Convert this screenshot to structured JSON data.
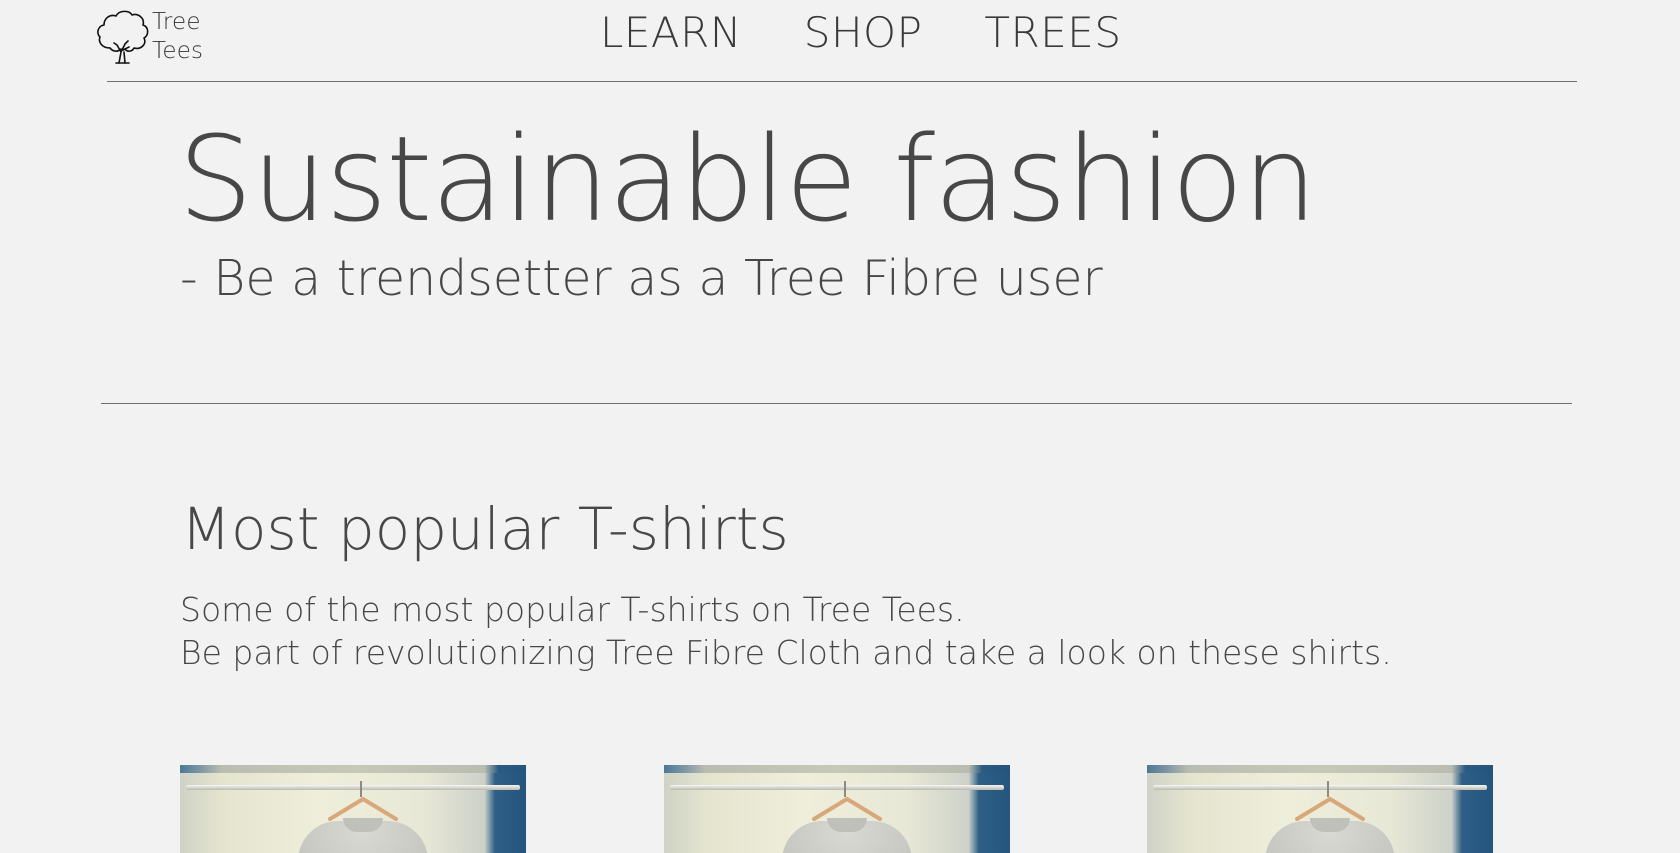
{
  "header": {
    "logo": {
      "icon": "tree-icon",
      "line1": "Tree",
      "line2": "Tees"
    },
    "nav": [
      {
        "label": "LEARN"
      },
      {
        "label": "SHOP"
      },
      {
        "label": "TREES"
      }
    ]
  },
  "hero": {
    "title": "Sustainable fashion",
    "subtitle": "- Be a trendsetter as a Tree Fibre user"
  },
  "popular": {
    "title": "Most popular T-shirts",
    "description_line1": "Some of the most popular T-shirts on Tree Tees.",
    "description_line2": "Be part of revolutionizing Tree Fibre Cloth and take a look on these shirts.",
    "products": [
      {
        "image": "t-shirt-on-hanger-photo"
      },
      {
        "image": "t-shirt-on-hanger-photo"
      },
      {
        "image": "t-shirt-on-hanger-photo"
      }
    ]
  },
  "colors": {
    "background": "#f2f2f2",
    "text": "#474747",
    "rule": "#6f6f6f"
  }
}
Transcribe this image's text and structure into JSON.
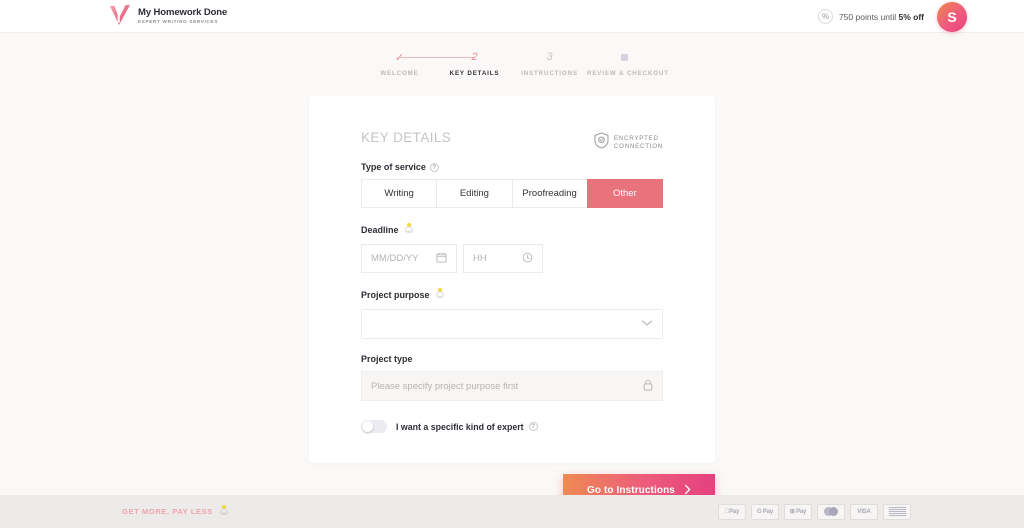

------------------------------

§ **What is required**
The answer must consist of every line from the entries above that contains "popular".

§ **Your solution**
  "popular": {
    "title": "Most popular T-shirts",
    "description_line1": "Some of the most popular T-shirts on Tree Tees.",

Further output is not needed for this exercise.